Although traditional breeding has generated some hybrids to enhance yield, there is an urgent need to deploy molecular breeding approaches for improving varieties and hybrids. Because of limited genetic diversity and non-availability of genomic tools, molecular breeding has not been used in pigeonpea breeding programs. With the decoding of the pigeonpea genome sequence by an ICRISAT-led global research team in November 2011, the Ministry of Agriculture, Government of India (GoI) together with ICAR and ICRISAT started to develop a road map for pigeonpea improvement using molecular breeding. That road map has led to the implementation of this USAID India Mission sanctioned project.



Further Information

Join For Free

Access to this exclusive content is for Technology Networks Premium members only.

Join Technology Networks Premium for free access to:
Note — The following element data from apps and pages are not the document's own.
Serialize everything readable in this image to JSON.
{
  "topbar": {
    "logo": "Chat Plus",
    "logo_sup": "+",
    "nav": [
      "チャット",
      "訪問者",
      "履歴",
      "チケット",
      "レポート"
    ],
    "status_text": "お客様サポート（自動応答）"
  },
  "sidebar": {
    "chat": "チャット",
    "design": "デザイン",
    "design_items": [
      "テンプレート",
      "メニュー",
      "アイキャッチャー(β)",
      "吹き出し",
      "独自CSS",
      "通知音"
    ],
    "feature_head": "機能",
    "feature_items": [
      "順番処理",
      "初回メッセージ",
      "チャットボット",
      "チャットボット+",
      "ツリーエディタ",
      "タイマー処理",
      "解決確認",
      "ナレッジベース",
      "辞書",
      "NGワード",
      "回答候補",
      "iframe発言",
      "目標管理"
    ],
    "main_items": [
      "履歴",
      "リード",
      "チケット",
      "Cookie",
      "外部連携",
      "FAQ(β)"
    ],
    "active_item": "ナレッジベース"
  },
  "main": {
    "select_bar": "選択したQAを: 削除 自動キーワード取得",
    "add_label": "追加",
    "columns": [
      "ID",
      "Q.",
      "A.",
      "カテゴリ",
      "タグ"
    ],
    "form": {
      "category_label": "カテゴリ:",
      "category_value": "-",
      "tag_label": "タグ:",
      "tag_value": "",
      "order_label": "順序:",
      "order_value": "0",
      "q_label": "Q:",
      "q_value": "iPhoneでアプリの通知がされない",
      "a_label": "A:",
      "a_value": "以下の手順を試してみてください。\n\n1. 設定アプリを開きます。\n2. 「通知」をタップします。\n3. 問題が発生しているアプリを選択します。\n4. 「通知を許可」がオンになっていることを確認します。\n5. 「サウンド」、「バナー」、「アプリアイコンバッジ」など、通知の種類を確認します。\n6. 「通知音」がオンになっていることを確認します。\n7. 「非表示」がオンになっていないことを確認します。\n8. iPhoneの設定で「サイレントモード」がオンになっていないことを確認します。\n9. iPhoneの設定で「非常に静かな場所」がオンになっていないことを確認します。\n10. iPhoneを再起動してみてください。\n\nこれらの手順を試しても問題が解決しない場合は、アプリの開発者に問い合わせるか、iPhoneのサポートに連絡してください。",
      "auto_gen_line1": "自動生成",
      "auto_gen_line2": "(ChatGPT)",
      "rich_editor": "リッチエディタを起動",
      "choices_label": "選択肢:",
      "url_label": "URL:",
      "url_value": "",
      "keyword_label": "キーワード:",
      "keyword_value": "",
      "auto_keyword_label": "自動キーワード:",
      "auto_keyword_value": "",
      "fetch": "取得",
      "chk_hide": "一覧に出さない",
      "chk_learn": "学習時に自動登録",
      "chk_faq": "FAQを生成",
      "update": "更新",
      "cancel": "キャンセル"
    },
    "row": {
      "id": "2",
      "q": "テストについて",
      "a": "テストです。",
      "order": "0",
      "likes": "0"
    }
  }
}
  • Exclusive articles
  • Presentations from international conferences
  • Over 3,200+ scientific posters on ePosters
  • More than 4,600+ scientific videos on LabTube
  • 35 community eNewsletters


Sign In



Forgotten your details? Click Here
If you are not a member you can join here

*Please note: By logging into TechnologyNetworks.com you agree to accept the use of cookies. To find out more about the cookies we use and how to delete them, see our privacy policy.


Scientific News
“Amazing Protein Diversity” Discovered in Maize
The genome of the corn plant – or maize, as it’s called almost everywhere except the US – “is a lot more exciting” than scientists have previously believed. So says the lead scientist in a new effort to analyze and annotate the depth of the plant’s genetic resources.
Invasive Species Could Cause Billions in Agriculture Damages
Invasive insects and pathogens could be a multi-billion-dollar threat to global agriculture and developing countries may be the biggest target, according to a team of international researchers.
Genetic Research Can Significantly Improve Drug Development
With drug development costs topping $1.2bn (£850 million) to get a single treatment to the point it can be sold and used in the clinic, could genetic analysis save hundreds of millions of dollars?
What Makes a Good Scientist?
It’s the journey, not just the destination that counts as a scientist when conducting research.
Scoliosis Linked to Disruptions in Spinal Fluid Flow
A new study in zebrafish suggests that irregular fluid flow through the spinal column brought on by gene mutations is linked to a type of scoliosis that can affect humans during adolescence.
More Research Needed to Ensure Gene Drive Safety
Gene-Drive modified organisms are not ready to be released into environment a new report calls for more research and robust assessment.
Genetic Basis of Petunia Variation Uncovered
A large international team of researchers, including scientists from Wageningen University, have now sequenced the entire genome of two different wild petunia species, and published this in the important scientific journal Nature Plants.
Genetically Engineered Crops Are Safe
Distinction between genetic engineering and conventional plant breeding becoming less clear, says new report on GE crops.
Breeding More Climate Resilient Brassicas
Scientists at the John Innes Centre have discovered how a gene that helps determine plant flowering time could help us breed better brassicas in the face of climate change.
One Step Closer To Developing Non-Allergenic 'Super' Peanuts
Scientists from The University of Western Australia have joined a global research team that have identified genes in peanuts that when altered will be able to prevent an allergic response in humans.
Skyscraper Banner

SELECTBIO Market Reports
Go to LabTube
Go to eposters
 
Access to the latest scientific news
Exclusive articles
Upload and share your posters on ePosters
Latest presentations and webinars
View a library of 1,800+ scientific and medical posters
3,200+ scientific and medical posters
A library of 2,500+ scientific videos on LabTube
4,600+ scientific videos
Close
Premium CrownJOIN TECHNOLOGY NETWORKS PREMIUM FOR FREE!